Saved entries:
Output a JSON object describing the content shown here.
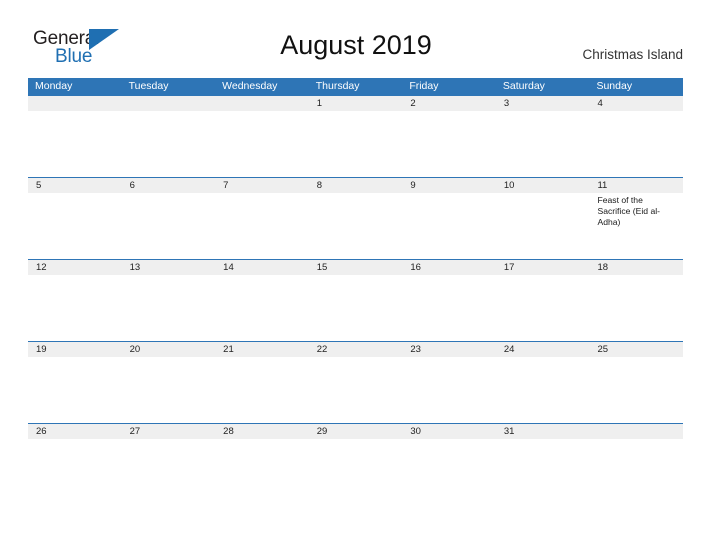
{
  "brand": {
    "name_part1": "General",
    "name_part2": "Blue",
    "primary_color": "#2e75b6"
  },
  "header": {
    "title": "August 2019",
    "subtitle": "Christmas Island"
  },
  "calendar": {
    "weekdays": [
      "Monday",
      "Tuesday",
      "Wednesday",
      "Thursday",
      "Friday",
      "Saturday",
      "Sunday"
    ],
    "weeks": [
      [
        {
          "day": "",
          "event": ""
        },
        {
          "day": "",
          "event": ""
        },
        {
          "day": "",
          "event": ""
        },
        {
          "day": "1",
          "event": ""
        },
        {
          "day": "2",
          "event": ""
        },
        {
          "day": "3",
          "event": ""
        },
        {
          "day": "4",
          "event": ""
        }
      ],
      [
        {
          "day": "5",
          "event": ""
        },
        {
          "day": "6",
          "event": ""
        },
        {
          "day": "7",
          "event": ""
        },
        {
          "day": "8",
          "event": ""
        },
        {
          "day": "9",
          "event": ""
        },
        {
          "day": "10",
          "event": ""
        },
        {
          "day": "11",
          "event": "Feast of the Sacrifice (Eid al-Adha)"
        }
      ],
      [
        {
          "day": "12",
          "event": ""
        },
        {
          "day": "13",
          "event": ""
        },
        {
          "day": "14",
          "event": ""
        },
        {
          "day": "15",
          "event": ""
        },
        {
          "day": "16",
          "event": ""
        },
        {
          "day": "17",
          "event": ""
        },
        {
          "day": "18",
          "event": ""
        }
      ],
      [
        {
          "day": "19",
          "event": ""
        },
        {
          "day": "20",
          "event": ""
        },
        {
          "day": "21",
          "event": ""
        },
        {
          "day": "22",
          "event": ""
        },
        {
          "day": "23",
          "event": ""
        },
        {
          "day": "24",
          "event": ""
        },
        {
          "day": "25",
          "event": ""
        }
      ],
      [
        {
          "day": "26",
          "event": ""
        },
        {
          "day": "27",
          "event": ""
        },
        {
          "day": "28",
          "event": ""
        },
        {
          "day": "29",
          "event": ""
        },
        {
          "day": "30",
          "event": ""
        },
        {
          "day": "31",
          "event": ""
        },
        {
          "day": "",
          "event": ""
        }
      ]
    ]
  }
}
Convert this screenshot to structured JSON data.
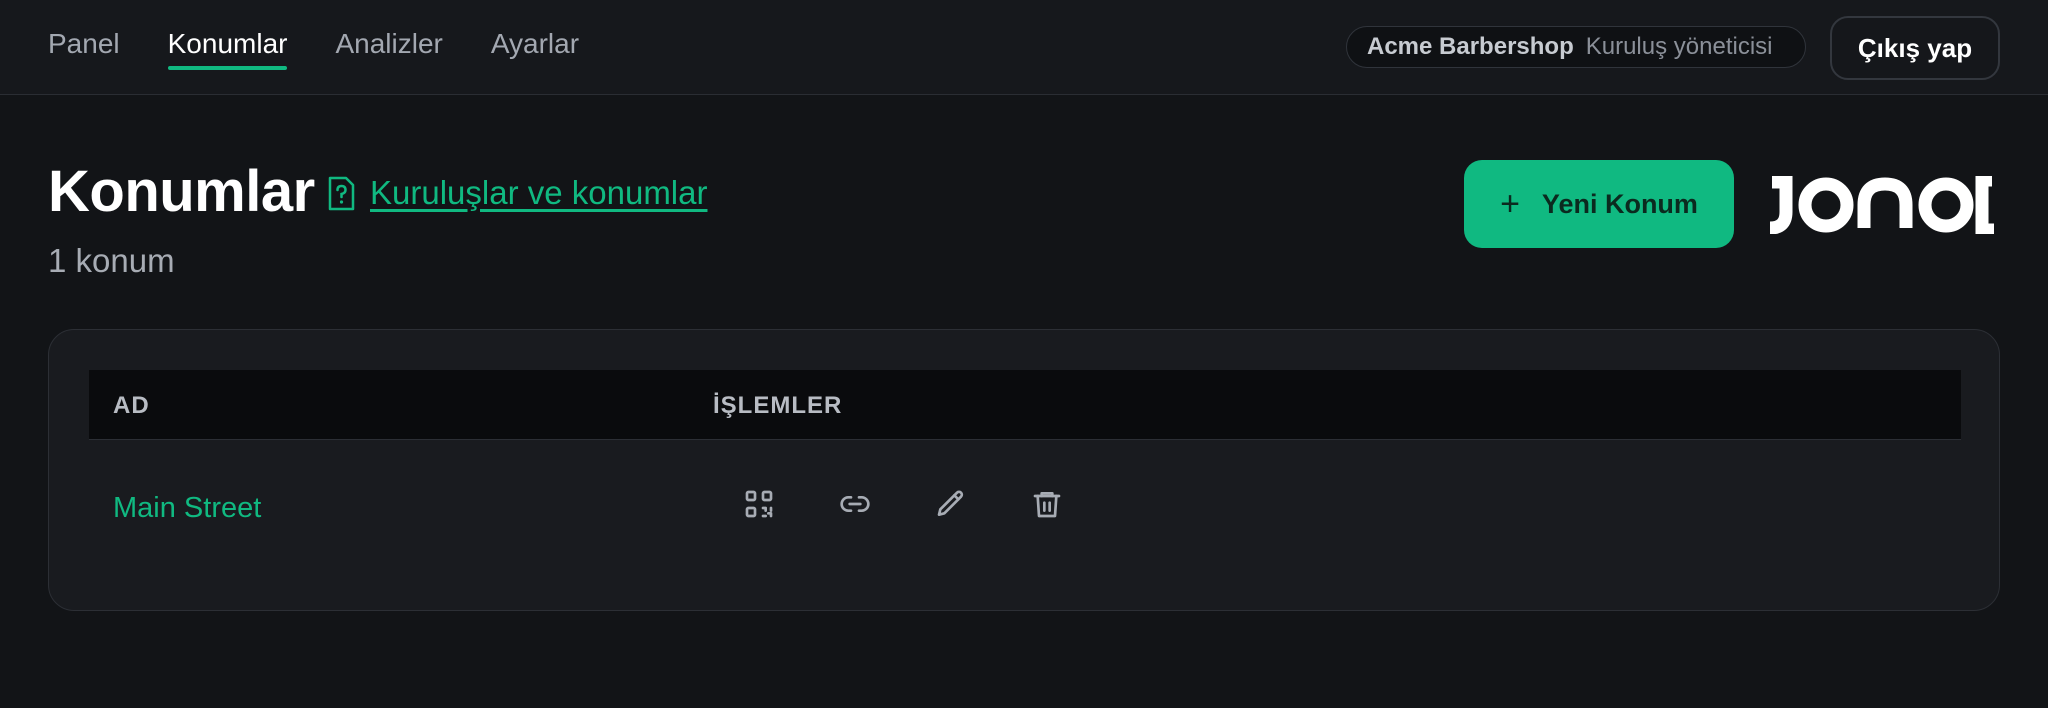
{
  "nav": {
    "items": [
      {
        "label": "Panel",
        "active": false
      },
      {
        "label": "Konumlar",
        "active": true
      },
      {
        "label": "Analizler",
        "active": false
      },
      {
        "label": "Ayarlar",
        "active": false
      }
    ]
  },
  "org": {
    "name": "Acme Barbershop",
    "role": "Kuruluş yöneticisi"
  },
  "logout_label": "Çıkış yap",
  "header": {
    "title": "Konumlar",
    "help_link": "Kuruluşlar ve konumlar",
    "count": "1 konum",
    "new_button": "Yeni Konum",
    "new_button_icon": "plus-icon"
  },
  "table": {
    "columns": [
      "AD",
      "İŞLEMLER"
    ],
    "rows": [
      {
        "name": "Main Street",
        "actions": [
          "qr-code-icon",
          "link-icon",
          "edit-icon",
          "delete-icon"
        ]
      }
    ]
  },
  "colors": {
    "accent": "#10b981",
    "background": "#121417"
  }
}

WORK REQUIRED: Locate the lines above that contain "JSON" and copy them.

RESULT OF THE TASK:
Output a JSON object describing the content shown here.
Convert this screenshot to structured JSON data.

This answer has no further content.